Legality is a the principle of law which calls for the formation of laws to be done a very concise, clear, and understandable manner. Legality is meant to provide for the construction of laws so as to be appropriate to be administered and employed in order to solve disputes. Furthermore, the principle of legality is also meant to formulate new laws in such a way to not alter or contradict previously instated laws. The principle of legality has its roots in legal formalism and be traced back to the philosophies of the rule of law.
The issue of legality can also be applied in terms of criminal and administrative law. In respects to criminal law, legality can refer to certain issues or actions that are committed and the question to whether such action was legally done or not. This may have implications in terms to how the law itself is formulated and when it was created and ultimately enacted.
In administrative law, the legality of how officials conduct themselves while in office, whether or not necessarily breaking enacted laws is sometimes also an important aspect. Many will often state that any moral deviations, even though not breaking the law, should be considered not to be legally allowed due to the position of the such officials.

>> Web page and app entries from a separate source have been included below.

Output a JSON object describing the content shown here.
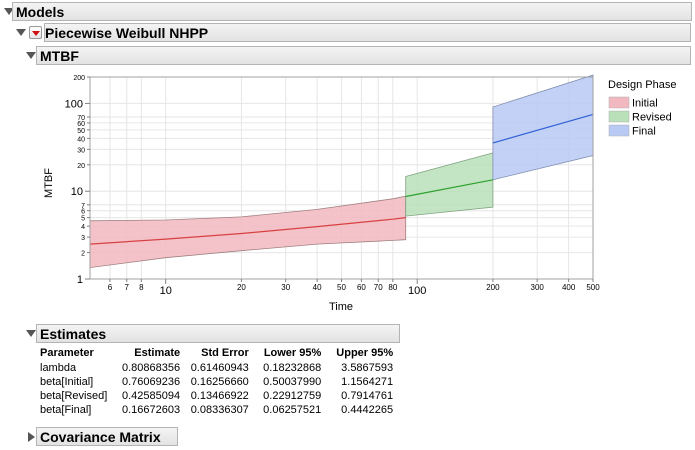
{
  "report": {
    "models_title": "Models",
    "model_title": "Piecewise Weibull NHPP",
    "mtbf_title": "MTBF",
    "estimates_title": "Estimates",
    "covariance_title": "Covariance Matrix"
  },
  "legend": {
    "title": "Design Phase",
    "items": [
      {
        "label": "Initial",
        "color": "#f2b8bf"
      },
      {
        "label": "Revised",
        "color": "#b9e0b9"
      },
      {
        "label": "Final",
        "color": "#b8c9f4"
      }
    ]
  },
  "estimates": {
    "headers": [
      "Parameter",
      "Estimate",
      "Std Error",
      "Lower 95%",
      "Upper 95%"
    ],
    "rows": [
      [
        "lambda",
        "0.80868356",
        "0.61460943",
        "0.18232868",
        "3.5867593"
      ],
      [
        "beta[Initial]",
        "0.76069236",
        "0.16256660",
        "0.50037990",
        "1.1564271"
      ],
      [
        "beta[Revised]",
        "0.42585094",
        "0.13466922",
        "0.22912759",
        "0.7914761"
      ],
      [
        "beta[Final]",
        "0.16672603",
        "0.08336307",
        "0.06257521",
        "0.4442265"
      ]
    ]
  },
  "chart_data": {
    "type": "area",
    "xlabel": "Time",
    "ylabel": "MTBF",
    "xscale": "log",
    "yscale": "log",
    "xlim": [
      5,
      500
    ],
    "ylim": [
      1,
      200
    ],
    "grid": true,
    "legend_position": "right",
    "x_ticks": [
      {
        "v": 6,
        "label": "6",
        "major": false
      },
      {
        "v": 7,
        "label": "7",
        "major": false
      },
      {
        "v": 8,
        "label": "8",
        "major": false
      },
      {
        "v": 10,
        "label": "10",
        "major": true
      },
      {
        "v": 20,
        "label": "20",
        "major": false
      },
      {
        "v": 30,
        "label": "30",
        "major": false
      },
      {
        "v": 40,
        "label": "40",
        "major": false
      },
      {
        "v": 50,
        "label": "50",
        "major": false
      },
      {
        "v": 60,
        "label": "60",
        "major": false
      },
      {
        "v": 70,
        "label": "70",
        "major": false
      },
      {
        "v": 80,
        "label": "80",
        "major": false
      },
      {
        "v": 100,
        "label": "100",
        "major": true
      },
      {
        "v": 200,
        "label": "200",
        "major": false
      },
      {
        "v": 300,
        "label": "300",
        "major": false
      },
      {
        "v": 400,
        "label": "400",
        "major": false
      },
      {
        "v": 500,
        "label": "500",
        "major": false
      }
    ],
    "y_ticks": [
      {
        "v": 1,
        "label": "1",
        "major": true
      },
      {
        "v": 2,
        "label": "2",
        "major": false
      },
      {
        "v": 3,
        "label": "3",
        "major": false
      },
      {
        "v": 4,
        "label": "4",
        "major": false
      },
      {
        "v": 5,
        "label": "5",
        "major": false
      },
      {
        "v": 6,
        "label": "6",
        "major": false
      },
      {
        "v": 7,
        "label": "7",
        "major": false
      },
      {
        "v": 10,
        "label": "10",
        "major": true
      },
      {
        "v": 20,
        "label": "20",
        "major": false
      },
      {
        "v": 30,
        "label": "30",
        "major": false
      },
      {
        "v": 40,
        "label": "40",
        "major": false
      },
      {
        "v": 50,
        "label": "50",
        "major": false
      },
      {
        "v": 60,
        "label": "60",
        "major": false
      },
      {
        "v": 70,
        "label": "70",
        "major": false
      },
      {
        "v": 100,
        "label": "100",
        "major": true
      },
      {
        "v": 200,
        "label": "200",
        "major": false
      }
    ],
    "series": [
      {
        "name": "Initial",
        "fill": "#f2b8bf",
        "edge": "#a08080",
        "line": "#d94040",
        "x": [
          5,
          10,
          20,
          40,
          80,
          90
        ],
        "mean": [
          2.5,
          2.85,
          3.3,
          3.95,
          4.8,
          5.0
        ],
        "lower": [
          1.35,
          1.75,
          2.1,
          2.5,
          2.75,
          2.8
        ],
        "upper": [
          4.6,
          4.7,
          5.1,
          6.2,
          8.2,
          8.8
        ]
      },
      {
        "name": "Revised",
        "fill": "#b9e0b9",
        "edge": "#80a080",
        "line": "#2ea02e",
        "x": [
          90,
          200
        ],
        "mean": [
          8.7,
          13.5
        ],
        "lower": [
          5.2,
          6.6
        ],
        "upper": [
          14.7,
          27.3
        ]
      },
      {
        "name": "Final",
        "fill": "#b8c9f4",
        "edge": "#8090b0",
        "line": "#3060d8",
        "x": [
          200,
          500
        ],
        "mean": [
          35.5,
          75
        ],
        "lower": [
          13.5,
          25.5
        ],
        "upper": [
          91,
          210
        ]
      }
    ]
  }
}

Therefore, the principle of legality will prove to have various applications and is central to the formation of laws. Essentially, it can be generalized in broad terms as to what can be considered as right or wrong within the realm of the law, but which may also encompass some moral considerations as well.